__Data records__:

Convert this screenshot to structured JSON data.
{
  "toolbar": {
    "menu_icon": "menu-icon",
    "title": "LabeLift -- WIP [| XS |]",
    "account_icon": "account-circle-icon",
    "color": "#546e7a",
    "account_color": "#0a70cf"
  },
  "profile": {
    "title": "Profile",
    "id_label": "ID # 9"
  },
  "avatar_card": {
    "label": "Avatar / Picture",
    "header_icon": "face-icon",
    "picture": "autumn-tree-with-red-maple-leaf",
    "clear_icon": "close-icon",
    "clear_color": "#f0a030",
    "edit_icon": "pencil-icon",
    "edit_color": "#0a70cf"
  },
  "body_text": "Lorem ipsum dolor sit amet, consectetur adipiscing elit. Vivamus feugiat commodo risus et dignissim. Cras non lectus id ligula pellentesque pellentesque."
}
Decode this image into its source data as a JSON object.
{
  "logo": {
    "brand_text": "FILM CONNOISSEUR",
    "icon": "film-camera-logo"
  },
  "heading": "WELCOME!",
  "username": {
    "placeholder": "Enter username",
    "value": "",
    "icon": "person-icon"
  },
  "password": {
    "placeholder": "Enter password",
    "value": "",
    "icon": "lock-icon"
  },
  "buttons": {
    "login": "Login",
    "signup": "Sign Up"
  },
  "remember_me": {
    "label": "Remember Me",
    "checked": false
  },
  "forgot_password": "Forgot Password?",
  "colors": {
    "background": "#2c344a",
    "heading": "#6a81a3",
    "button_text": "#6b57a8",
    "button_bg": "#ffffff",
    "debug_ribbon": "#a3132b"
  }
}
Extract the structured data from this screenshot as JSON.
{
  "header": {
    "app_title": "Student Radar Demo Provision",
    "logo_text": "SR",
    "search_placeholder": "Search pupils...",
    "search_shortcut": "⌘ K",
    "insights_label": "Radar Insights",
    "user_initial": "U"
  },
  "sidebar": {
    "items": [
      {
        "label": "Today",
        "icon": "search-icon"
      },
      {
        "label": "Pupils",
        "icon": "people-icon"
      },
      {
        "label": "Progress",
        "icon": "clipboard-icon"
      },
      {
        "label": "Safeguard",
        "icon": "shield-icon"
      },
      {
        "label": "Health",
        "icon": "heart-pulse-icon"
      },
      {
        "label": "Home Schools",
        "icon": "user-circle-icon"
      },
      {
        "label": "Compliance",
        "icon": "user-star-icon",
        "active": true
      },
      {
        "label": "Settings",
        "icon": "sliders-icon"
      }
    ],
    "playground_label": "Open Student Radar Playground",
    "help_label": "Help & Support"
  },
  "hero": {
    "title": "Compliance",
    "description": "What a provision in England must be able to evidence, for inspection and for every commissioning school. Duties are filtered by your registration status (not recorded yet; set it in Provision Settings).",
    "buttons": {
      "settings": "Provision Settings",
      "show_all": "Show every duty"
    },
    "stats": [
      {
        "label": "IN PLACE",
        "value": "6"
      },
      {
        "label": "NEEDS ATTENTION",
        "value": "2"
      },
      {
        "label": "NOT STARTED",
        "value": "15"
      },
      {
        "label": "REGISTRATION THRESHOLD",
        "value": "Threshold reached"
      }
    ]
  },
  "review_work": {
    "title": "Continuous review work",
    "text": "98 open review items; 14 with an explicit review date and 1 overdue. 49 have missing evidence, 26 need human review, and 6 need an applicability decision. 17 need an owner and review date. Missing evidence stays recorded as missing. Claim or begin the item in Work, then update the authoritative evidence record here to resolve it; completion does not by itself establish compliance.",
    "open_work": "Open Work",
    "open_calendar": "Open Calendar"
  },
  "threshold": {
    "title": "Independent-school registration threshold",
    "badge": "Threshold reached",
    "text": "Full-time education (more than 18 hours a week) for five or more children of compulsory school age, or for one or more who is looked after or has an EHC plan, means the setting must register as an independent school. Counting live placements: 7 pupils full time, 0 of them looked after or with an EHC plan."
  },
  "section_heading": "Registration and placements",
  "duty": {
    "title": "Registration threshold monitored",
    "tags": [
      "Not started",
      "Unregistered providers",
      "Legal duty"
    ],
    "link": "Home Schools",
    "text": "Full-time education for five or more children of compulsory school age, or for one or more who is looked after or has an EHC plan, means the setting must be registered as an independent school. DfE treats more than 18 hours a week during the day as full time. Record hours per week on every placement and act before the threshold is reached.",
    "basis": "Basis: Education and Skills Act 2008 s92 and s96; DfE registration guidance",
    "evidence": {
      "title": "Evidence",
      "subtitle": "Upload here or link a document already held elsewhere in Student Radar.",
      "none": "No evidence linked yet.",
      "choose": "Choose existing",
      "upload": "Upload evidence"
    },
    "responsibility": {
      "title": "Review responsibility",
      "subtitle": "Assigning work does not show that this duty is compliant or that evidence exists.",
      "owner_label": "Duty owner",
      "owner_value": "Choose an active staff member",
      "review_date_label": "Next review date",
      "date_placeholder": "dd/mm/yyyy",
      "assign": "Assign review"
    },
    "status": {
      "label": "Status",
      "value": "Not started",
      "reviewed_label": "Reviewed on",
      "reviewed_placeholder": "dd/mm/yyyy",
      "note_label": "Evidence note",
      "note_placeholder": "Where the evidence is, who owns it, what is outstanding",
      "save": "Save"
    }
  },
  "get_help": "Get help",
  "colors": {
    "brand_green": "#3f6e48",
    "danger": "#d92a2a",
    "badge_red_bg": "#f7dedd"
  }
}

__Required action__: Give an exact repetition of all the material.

__Output of the exercise__:
Convert this screenshot to structured JSON data.
{
  "toolbar": {
    "menu_icon": "menu-icon",
    "title": "LabeLift -- WIP [| XS |]",
    "account_icon": "account-circle-icon",
    "color": "#546e7a",
    "account_color": "#0a70cf"
  },
  "profile": {
    "title": "Profile",
    "id_label": "ID # 9"
  },
  "avatar_card": {
    "label": "Avatar / Picture",
    "header_icon": "face-icon",
    "picture": "autumn-tree-with-red-maple-leaf",
    "clear_icon": "close-icon",
    "clear_color": "#f0a030",
    "edit_icon": "pencil-icon",
    "edit_color": "#0a70cf"
  },
  "body_text": "Lorem ipsum dolor sit amet, consectetur adipiscing elit. Vivamus feugiat commodo risus et dignissim. Cras non lectus id ligula pellentesque pellentesque."
}
Decode this image into its source data as a JSON object.
{
  "logo": {
    "brand_text": "FILM CONNOISSEUR",
    "icon": "film-camera-logo"
  },
  "heading": "WELCOME!",
  "username": {
    "placeholder": "Enter username",
    "value": "",
    "icon": "person-icon"
  },
  "password": {
    "placeholder": "Enter password",
    "value": "",
    "icon": "lock-icon"
  },
  "buttons": {
    "login": "Login",
    "signup": "Sign Up"
  },
  "remember_me": {
    "label": "Remember Me",
    "checked": false
  },
  "forgot_password": "Forgot Password?",
  "colors": {
    "background": "#2c344a",
    "heading": "#6a81a3",
    "button_text": "#6b57a8",
    "button_bg": "#ffffff",
    "debug_ribbon": "#a3132b"
  }
}
Extract the structured data from this screenshot as JSON.
{
  "header": {
    "app_title": "Student Radar Demo Provision",
    "logo_text": "SR",
    "search_placeholder": "Search pupils...",
    "search_shortcut": "⌘ K",
    "insights_label": "Radar Insights",
    "user_initial": "U"
  },
  "sidebar": {
    "items": [
      {
        "label": "Today",
        "icon": "search-icon"
      },
      {
        "label": "Pupils",
        "icon": "people-icon"
      },
      {
        "label": "Progress",
        "icon": "clipboard-icon"
      },
      {
        "label": "Safeguard",
        "icon": "shield-icon"
      },
      {
        "label": "Health",
        "icon": "heart-pulse-icon"
      },
      {
        "label": "Home Schools",
        "icon": "user-circle-icon"
      },
      {
        "label": "Compliance",
        "icon": "user-star-icon",
        "active": true
      },
      {
        "label": "Settings",
        "icon": "sliders-icon"
      }
    ],
    "playground_label": "Open Student Radar Playground",
    "help_label": "Help & Support"
  },
  "hero": {
    "title": "Compliance",
    "description": "What a provision in England must be able to evidence, for inspection and for every commissioning school. Duties are filtered by your registration status (not recorded yet; set it in Provision Settings).",
    "buttons": {
      "settings": "Provision Settings",
      "show_all": "Show every duty"
    },
    "stats": [
      {
        "label": "IN PLACE",
        "value": "6"
      },
      {
        "label": "NEEDS ATTENTION",
        "value": "2"
      },
      {
        "label": "NOT STARTED",
        "value": "15"
      },
      {
        "label": "REGISTRATION THRESHOLD",
        "value": "Threshold reached"
      }
    ]
  },
  "review_work": {
    "title": "Continuous review work",
    "text": "98 open review items; 14 with an explicit review date and 1 overdue. 49 have missing evidence, 26 need human review, and 6 need an applicability decision. 17 need an owner and review date. Missing evidence stays recorded as missing. Claim or begin the item in Work, then update the authoritative evidence record here to resolve it; completion does not by itself establish compliance.",
    "open_work": "Open Work",
    "open_calendar": "Open Calendar"
  },
  "threshold": {
    "title": "Independent-school registration threshold",
    "badge": "Threshold reached",
    "text": "Full-time education (more than 18 hours a week) for five or more children of compulsory school age, or for one or more who is looked after or has an EHC plan, means the setting must register as an independent school. Counting live placements: 7 pupils full time, 0 of them looked after or with an EHC plan."
  },
  "section_heading": "Registration and placements",
  "duty": {
    "title": "Registration threshold monitored",
    "tags": [
      "Not started",
      "Unregistered providers",
      "Legal duty"
    ],
    "link": "Home Schools",
    "text": "Full-time education for five or more children of compulsory school age, or for one or more who is looked after or has an EHC plan, means the setting must be registered as an independent school. DfE treats more than 18 hours a week during the day as full time. Record hours per week on every placement and act before the threshold is reached.",
    "basis": "Basis: Education and Skills Act 2008 s92 and s96; DfE registration guidance",
    "evidence": {
      "title": "Evidence",
      "subtitle": "Upload here or link a document already held elsewhere in Student Radar.",
      "none": "No evidence linked yet.",
      "choose": "Choose existing",
      "upload": "Upload evidence"
    },
    "responsibility": {
      "title": "Review responsibility",
      "subtitle": "Assigning work does not show that this duty is compliant or that evidence exists.",
      "owner_label": "Duty owner",
      "owner_value": "Choose an active staff member",
      "review_date_label": "Next review date",
      "date_placeholder": "dd/mm/yyyy",
      "assign": "Assign review"
    },
    "status": {
      "label": "Status",
      "value": "Not started",
      "reviewed_label": "Reviewed on",
      "reviewed_placeholder": "dd/mm/yyyy",
      "note_label": "Evidence note",
      "note_placeholder": "Where the evidence is, who owns it, what is outstanding",
      "save": "Save"
    }
  },
  "get_help": "Get help",
  "colors": {
    "brand_green": "#3f6e48",
    "danger": "#d92a2a",
    "badge_red_bg": "#f7dedd"
  }
}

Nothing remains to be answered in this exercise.